Apr/May 2002 Poetry


by Kristy Bowen



The woman you don't see
is frail, from the thin
blue veins of her wrist
to the birdcage of her ribs.

Delicate and fixed
there against the corners
of the room,
she waits, eyes stained
like plums, like a child
with a knife, teeth small,
straight and ready.

From her world of bone,
you would think
she is a ghost,
patient as only
the dead can be.

She watches as I fall
always undone,
fold like dress, lock
and unlock, take you in
where the finite resides.
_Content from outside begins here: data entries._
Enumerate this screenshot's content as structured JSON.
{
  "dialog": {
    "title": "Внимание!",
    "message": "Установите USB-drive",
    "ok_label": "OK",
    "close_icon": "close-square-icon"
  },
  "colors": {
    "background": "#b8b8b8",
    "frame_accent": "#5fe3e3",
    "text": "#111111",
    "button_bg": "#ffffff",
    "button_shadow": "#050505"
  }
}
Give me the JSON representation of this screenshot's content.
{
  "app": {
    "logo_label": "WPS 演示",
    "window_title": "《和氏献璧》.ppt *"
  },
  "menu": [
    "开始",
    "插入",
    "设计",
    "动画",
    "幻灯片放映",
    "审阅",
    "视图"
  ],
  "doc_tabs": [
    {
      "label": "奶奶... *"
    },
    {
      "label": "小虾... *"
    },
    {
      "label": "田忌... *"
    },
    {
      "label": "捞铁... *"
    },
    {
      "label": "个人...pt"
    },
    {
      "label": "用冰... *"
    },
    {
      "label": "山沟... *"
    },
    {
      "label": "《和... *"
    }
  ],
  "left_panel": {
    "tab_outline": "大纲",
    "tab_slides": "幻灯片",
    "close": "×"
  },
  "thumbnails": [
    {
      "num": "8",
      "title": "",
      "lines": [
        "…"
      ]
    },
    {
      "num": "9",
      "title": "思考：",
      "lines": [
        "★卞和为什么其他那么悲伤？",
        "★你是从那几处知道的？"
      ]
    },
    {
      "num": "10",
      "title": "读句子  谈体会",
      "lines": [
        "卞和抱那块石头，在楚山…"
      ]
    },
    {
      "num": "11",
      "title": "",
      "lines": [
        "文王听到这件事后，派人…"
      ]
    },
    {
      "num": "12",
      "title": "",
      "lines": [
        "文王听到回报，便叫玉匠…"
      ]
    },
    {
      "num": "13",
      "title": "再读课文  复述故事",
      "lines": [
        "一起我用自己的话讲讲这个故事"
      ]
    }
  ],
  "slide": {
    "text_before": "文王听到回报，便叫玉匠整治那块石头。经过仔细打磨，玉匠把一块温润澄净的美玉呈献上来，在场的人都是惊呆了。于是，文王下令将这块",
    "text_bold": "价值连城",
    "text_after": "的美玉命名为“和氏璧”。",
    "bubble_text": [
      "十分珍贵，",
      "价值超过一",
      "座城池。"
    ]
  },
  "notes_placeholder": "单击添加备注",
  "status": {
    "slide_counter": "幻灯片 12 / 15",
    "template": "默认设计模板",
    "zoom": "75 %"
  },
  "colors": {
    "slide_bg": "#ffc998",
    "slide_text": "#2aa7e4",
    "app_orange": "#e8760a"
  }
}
But even she is tired
of standing, of building
weakness in the soles
of her feet,
tired of learning time
through the tick
of her fingers,
distance through the compass
of her arms.

She stalls in me;
I twist and crack.
She is always falling
like a stone
from somewhere inside,
heavier than she looks
but knowing hunger,
the dead weight of desire.


Previous Piece Next Piece